Items from a data source
_ _ _ _

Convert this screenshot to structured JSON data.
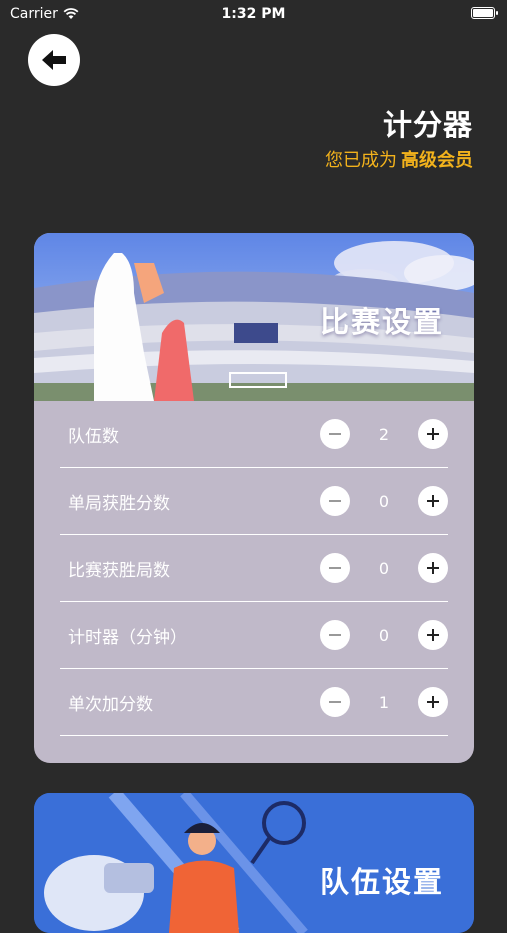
{
  "status_bar": {
    "carrier": "Carrier",
    "time": "1:32 PM"
  },
  "header": {
    "title": "计分器",
    "subtitle_prefix": "您已成为",
    "subtitle_level": "高级会员"
  },
  "match_settings": {
    "title": "比赛设置",
    "rows": [
      {
        "label": "队伍数",
        "value": "2"
      },
      {
        "label": "单局获胜分数",
        "value": "0"
      },
      {
        "label": "比赛获胜局数",
        "value": "0"
      },
      {
        "label": "计时器（分钟）",
        "value": "0"
      },
      {
        "label": "单次加分数",
        "value": "1"
      }
    ]
  },
  "team_settings": {
    "title": "队伍设置"
  },
  "colors": {
    "accent": "#f2b21c",
    "card_bg": "#c0b9c9",
    "background": "#2a2a2a"
  }
}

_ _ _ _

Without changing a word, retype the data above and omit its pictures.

Convert this screenshot to structured JSON data.
{
  "status_bar": {
    "carrier": "Carrier",
    "time": "1:32 PM"
  },
  "header": {
    "title": "计分器",
    "subtitle_prefix": "您已成为",
    "subtitle_level": "高级会员"
  },
  "match_settings": {
    "title": "比赛设置",
    "rows": [
      {
        "label": "队伍数",
        "value": "2"
      },
      {
        "label": "单局获胜分数",
        "value": "0"
      },
      {
        "label": "比赛获胜局数",
        "value": "0"
      },
      {
        "label": "计时器（分钟）",
        "value": "0"
      },
      {
        "label": "单次加分数",
        "value": "1"
      }
    ]
  },
  "team_settings": {
    "title": "队伍设置"
  },
  "colors": {
    "accent": "#f2b21c",
    "card_bg": "#c0b9c9",
    "background": "#2a2a2a"
  }
}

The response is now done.